• _GIVEN DATA_:
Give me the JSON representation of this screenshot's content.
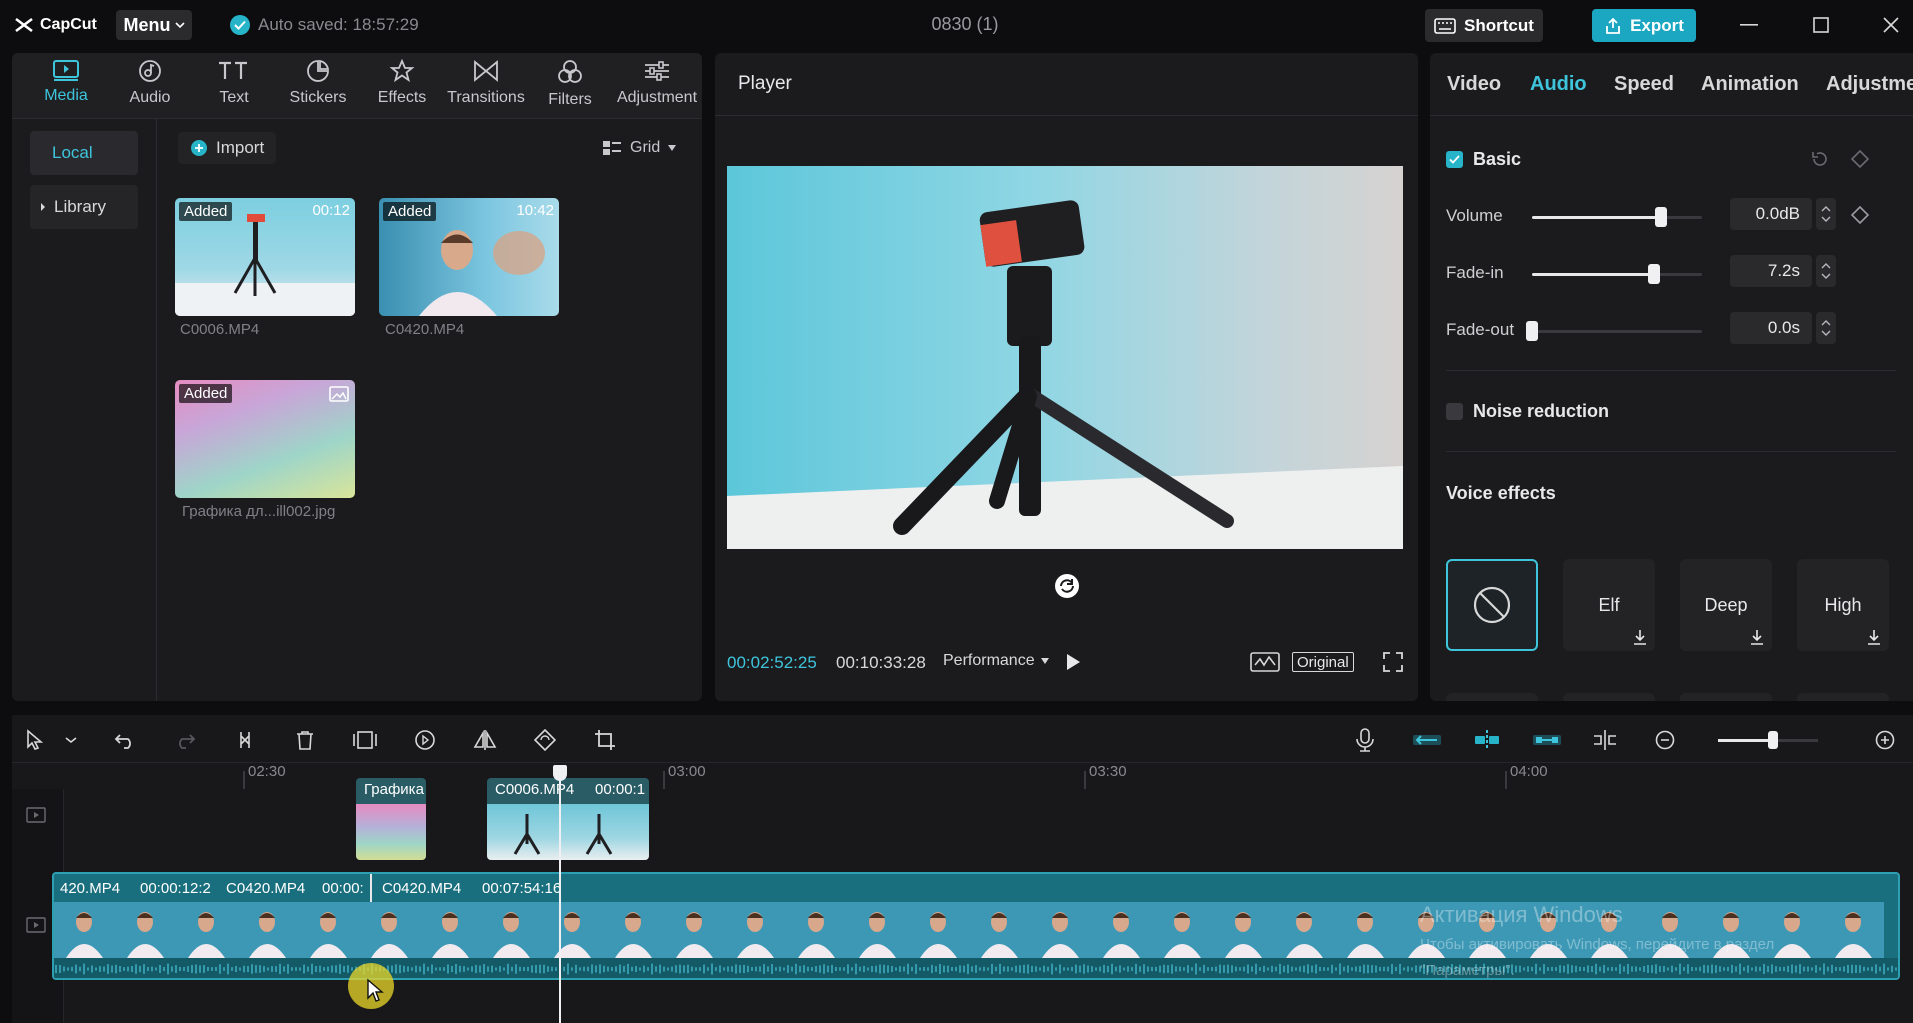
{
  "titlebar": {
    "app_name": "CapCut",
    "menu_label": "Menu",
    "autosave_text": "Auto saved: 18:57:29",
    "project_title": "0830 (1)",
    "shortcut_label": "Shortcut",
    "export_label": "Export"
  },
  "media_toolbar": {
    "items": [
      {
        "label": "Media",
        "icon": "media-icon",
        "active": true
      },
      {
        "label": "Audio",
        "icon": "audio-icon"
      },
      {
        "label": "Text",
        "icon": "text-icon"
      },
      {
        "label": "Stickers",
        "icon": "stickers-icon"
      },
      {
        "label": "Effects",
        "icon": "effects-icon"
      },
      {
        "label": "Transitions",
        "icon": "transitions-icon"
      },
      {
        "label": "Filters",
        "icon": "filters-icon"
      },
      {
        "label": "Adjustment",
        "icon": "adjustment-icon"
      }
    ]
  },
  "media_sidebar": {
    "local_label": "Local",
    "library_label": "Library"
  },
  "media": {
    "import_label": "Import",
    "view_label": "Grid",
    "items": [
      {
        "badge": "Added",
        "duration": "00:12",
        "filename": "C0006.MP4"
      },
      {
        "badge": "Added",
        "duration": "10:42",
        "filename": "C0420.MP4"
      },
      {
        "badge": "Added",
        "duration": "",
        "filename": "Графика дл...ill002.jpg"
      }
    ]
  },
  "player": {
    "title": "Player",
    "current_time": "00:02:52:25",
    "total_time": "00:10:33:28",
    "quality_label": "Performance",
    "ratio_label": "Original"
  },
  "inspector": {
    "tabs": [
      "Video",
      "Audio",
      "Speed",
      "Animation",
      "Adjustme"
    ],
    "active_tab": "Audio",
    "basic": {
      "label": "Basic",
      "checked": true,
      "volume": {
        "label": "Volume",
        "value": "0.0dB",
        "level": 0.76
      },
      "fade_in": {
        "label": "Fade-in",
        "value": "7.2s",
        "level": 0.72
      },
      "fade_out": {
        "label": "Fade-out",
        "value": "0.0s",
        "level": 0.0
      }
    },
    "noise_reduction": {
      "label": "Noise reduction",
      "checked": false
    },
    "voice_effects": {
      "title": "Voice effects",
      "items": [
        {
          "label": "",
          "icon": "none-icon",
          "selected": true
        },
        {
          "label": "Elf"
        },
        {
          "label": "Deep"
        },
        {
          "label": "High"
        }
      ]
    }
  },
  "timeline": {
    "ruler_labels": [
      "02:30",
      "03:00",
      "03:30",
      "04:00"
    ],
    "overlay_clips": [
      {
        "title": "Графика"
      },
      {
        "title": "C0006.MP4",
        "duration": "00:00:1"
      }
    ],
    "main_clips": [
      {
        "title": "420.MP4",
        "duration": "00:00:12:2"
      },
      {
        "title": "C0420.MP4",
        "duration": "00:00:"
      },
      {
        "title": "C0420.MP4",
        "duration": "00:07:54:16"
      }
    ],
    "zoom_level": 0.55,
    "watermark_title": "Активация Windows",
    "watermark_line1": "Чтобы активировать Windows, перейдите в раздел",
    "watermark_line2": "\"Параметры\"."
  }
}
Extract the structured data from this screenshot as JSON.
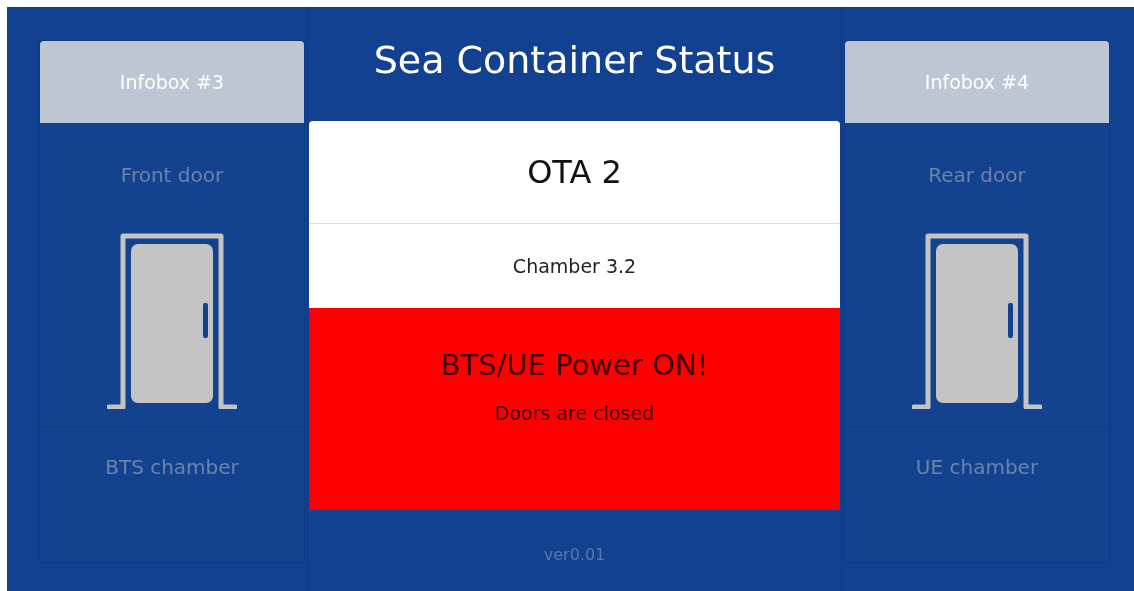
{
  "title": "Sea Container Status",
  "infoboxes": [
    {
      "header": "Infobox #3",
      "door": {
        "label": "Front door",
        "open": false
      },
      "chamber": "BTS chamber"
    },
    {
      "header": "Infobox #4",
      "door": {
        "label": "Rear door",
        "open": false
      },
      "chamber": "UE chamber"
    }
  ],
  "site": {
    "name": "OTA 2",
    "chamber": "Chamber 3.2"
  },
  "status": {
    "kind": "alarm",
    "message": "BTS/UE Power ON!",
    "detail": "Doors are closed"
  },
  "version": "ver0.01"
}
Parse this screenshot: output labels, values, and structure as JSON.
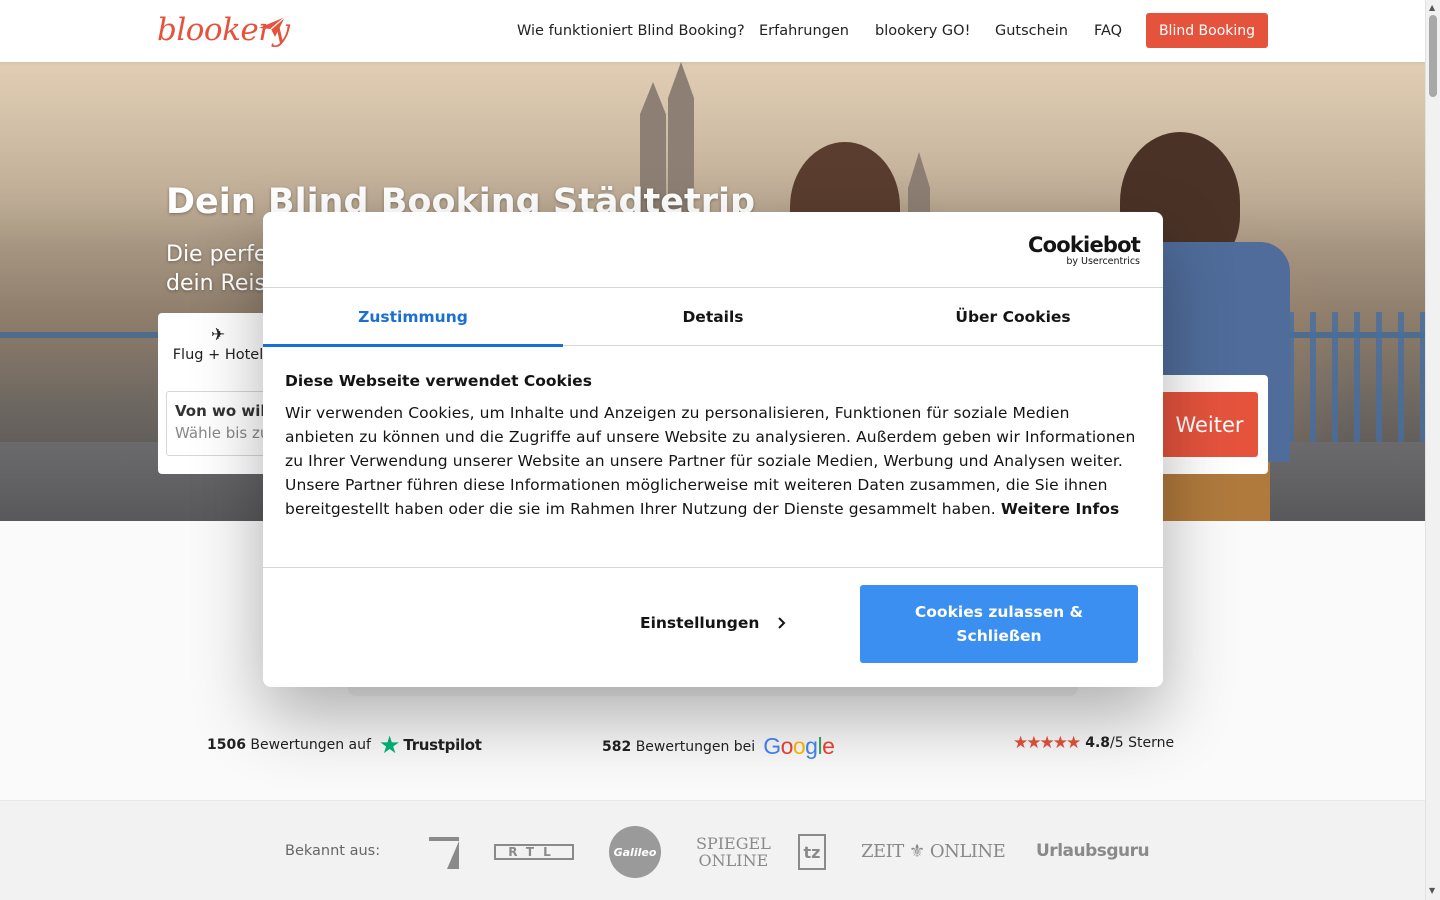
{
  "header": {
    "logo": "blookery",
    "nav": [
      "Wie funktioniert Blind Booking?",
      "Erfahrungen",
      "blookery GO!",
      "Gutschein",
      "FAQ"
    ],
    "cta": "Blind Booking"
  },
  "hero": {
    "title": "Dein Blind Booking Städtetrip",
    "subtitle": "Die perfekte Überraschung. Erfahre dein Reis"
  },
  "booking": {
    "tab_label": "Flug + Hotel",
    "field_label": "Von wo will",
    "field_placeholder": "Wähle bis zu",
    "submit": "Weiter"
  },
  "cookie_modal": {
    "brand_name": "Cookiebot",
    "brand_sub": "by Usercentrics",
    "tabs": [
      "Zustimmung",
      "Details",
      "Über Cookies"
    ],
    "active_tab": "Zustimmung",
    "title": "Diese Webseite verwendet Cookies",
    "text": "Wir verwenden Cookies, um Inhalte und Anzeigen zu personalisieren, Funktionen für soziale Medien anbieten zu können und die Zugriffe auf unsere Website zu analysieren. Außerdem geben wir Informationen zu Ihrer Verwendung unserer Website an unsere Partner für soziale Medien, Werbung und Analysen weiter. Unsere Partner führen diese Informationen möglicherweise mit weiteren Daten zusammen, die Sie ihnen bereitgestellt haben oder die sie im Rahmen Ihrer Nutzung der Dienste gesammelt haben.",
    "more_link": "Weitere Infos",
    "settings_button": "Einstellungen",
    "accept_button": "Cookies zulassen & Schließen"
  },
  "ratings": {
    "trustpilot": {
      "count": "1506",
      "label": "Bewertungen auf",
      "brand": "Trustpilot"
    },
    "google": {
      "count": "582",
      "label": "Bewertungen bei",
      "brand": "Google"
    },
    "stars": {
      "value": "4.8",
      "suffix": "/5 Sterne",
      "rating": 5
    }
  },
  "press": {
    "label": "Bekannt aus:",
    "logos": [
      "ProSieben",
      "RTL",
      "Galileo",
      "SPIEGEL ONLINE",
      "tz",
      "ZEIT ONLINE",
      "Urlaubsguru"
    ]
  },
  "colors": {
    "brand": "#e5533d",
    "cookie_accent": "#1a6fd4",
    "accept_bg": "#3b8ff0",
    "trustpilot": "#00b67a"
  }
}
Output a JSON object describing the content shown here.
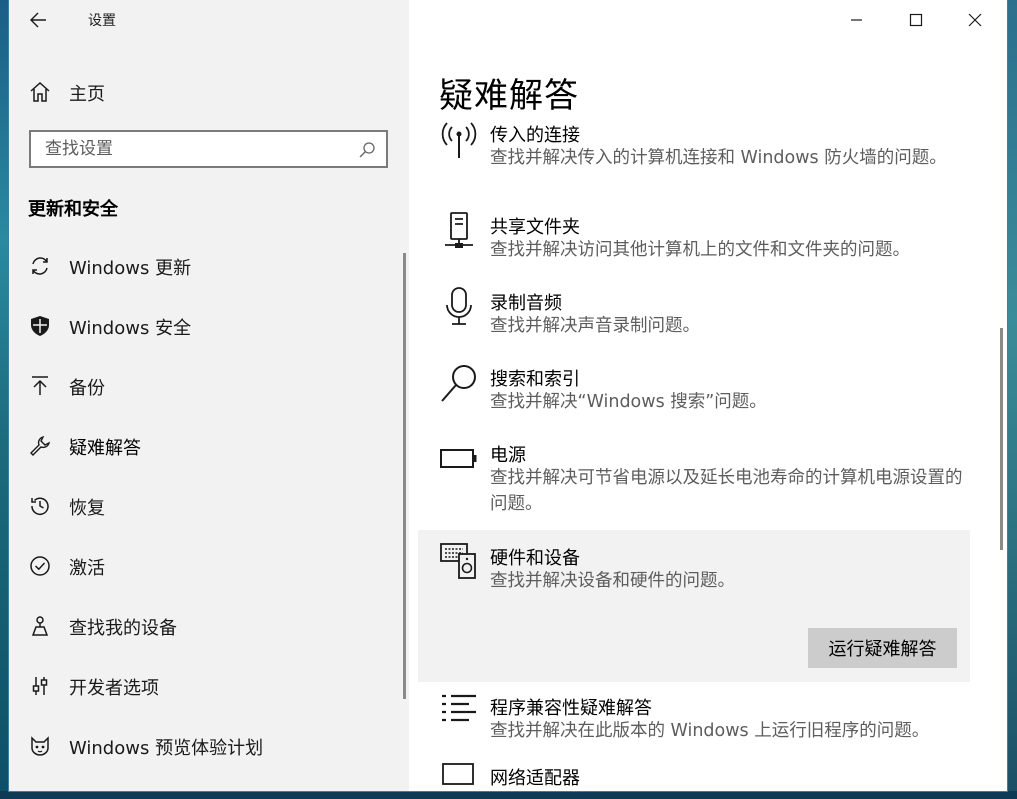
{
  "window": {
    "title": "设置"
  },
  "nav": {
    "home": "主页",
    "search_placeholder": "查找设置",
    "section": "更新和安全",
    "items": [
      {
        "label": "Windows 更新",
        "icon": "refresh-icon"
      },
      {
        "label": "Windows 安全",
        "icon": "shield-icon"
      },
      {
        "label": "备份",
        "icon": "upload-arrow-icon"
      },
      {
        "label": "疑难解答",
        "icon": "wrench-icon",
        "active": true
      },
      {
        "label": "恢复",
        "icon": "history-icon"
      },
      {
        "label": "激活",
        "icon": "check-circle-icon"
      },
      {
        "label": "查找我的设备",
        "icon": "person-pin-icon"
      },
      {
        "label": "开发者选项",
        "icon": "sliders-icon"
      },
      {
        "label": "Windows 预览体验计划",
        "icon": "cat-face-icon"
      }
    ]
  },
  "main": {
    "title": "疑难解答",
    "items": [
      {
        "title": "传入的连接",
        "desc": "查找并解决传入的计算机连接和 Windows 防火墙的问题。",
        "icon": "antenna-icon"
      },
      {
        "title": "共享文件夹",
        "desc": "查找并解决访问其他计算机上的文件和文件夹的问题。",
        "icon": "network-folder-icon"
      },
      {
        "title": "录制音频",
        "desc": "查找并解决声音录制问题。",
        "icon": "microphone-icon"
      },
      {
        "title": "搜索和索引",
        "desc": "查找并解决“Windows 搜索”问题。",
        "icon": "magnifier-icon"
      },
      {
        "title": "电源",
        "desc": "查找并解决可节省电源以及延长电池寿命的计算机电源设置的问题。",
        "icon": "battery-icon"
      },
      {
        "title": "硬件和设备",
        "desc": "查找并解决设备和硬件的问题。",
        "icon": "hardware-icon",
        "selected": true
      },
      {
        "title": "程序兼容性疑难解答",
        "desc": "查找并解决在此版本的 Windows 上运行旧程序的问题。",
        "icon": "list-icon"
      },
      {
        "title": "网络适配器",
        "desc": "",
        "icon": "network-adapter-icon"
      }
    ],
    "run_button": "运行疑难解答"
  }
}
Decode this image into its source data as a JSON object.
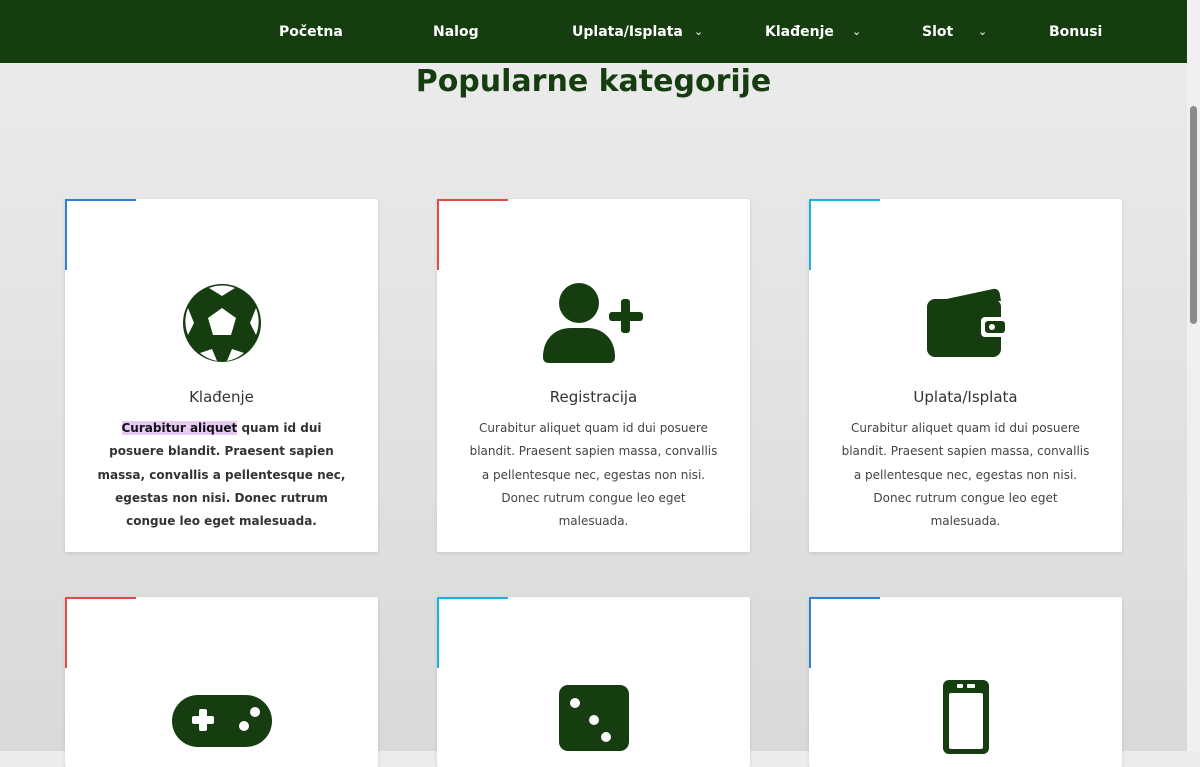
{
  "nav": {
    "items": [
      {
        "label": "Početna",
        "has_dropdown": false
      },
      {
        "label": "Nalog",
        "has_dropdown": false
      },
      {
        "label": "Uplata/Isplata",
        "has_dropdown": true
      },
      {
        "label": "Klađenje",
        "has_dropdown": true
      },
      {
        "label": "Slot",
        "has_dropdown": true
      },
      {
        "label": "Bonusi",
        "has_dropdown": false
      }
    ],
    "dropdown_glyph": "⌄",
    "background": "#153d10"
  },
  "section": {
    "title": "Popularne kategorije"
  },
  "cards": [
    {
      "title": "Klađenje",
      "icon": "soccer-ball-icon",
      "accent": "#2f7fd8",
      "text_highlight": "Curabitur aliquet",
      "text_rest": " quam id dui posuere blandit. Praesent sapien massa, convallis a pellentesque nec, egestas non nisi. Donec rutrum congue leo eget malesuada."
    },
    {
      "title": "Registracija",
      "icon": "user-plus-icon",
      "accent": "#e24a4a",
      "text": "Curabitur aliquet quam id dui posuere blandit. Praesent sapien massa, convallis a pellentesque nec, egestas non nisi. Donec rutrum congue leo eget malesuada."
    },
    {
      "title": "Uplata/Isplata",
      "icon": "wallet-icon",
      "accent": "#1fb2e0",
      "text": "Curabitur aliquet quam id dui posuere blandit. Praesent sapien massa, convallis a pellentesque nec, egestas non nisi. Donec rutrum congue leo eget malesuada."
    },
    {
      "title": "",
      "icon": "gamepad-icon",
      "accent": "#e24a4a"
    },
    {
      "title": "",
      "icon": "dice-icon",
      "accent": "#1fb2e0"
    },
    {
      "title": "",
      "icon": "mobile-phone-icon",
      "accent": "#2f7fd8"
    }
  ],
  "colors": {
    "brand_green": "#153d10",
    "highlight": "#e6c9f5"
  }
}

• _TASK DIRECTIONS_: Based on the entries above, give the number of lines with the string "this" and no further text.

• _WRITTEN RESPONSE_: 4